BEGIN

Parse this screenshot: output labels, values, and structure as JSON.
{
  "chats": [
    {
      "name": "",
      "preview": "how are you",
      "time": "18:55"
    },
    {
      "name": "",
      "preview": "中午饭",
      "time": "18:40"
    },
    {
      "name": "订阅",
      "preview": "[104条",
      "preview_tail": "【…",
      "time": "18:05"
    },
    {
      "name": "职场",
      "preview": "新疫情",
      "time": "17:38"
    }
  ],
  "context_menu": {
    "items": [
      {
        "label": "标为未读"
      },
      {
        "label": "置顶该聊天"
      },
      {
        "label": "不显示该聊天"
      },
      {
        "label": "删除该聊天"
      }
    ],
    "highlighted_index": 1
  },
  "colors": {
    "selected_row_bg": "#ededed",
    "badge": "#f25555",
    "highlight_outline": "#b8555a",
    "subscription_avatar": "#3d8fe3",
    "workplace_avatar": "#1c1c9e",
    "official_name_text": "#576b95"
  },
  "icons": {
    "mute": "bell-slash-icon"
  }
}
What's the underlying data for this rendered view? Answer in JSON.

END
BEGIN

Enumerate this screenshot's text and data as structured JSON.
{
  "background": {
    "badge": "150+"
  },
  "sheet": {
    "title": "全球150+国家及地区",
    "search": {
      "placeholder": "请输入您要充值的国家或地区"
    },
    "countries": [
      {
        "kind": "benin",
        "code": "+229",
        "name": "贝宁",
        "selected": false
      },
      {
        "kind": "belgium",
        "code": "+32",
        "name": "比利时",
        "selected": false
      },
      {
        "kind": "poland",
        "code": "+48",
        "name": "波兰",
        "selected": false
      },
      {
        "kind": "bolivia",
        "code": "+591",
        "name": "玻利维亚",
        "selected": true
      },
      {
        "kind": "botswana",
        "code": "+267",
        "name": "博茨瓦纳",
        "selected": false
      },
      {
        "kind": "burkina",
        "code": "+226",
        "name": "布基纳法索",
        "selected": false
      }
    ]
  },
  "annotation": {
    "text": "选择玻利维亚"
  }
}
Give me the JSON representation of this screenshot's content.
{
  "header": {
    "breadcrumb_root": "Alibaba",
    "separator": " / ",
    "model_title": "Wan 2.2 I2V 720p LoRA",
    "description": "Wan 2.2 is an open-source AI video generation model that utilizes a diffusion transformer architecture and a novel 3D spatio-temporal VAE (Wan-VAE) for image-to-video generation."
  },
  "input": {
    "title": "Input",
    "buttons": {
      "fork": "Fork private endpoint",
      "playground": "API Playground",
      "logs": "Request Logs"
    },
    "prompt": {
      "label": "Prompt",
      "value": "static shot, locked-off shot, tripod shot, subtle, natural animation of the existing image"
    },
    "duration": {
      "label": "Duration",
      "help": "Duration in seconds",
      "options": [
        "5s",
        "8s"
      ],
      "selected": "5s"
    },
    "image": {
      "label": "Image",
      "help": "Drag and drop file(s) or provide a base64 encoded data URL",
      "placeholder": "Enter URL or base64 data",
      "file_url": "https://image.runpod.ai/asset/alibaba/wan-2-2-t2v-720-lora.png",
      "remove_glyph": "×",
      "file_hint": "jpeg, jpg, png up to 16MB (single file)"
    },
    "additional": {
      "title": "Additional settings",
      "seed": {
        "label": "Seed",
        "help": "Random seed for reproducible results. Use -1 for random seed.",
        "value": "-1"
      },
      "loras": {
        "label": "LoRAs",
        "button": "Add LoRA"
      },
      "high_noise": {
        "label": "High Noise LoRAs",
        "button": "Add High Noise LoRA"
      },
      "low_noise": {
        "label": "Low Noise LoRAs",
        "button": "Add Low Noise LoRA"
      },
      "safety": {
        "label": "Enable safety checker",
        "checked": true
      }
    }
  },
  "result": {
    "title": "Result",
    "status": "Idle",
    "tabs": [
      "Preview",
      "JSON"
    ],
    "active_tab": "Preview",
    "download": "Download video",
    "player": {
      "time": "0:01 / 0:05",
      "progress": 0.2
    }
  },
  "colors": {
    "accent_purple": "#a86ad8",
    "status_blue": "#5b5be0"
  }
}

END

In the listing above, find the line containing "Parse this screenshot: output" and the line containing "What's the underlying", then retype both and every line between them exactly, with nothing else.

Parse this screenshot: output labels, values, and structure as JSON.
{
  "chats": [
    {
      "name": "",
      "preview": "how are you",
      "time": "18:55"
    },
    {
      "name": "",
      "preview": "中午饭",
      "time": "18:40"
    },
    {
      "name": "订阅",
      "preview": "[104条",
      "preview_tail": "【…",
      "time": "18:05"
    },
    {
      "name": "职场",
      "preview": "新疫情",
      "time": "17:38"
    }
  ],
  "context_menu": {
    "items": [
      {
        "label": "标为未读"
      },
      {
        "label": "置顶该聊天"
      },
      {
        "label": "不显示该聊天"
      },
      {
        "label": "删除该聊天"
      }
    ],
    "highlighted_index": 1
  },
  "colors": {
    "selected_row_bg": "#ededed",
    "badge": "#f25555",
    "highlight_outline": "#b8555a",
    "subscription_avatar": "#3d8fe3",
    "workplace_avatar": "#1c1c9e",
    "official_name_text": "#576b95"
  },
  "icons": {
    "mute": "bell-slash-icon"
  }
}
What's the underlying data for this rendered view? Answer in JSON.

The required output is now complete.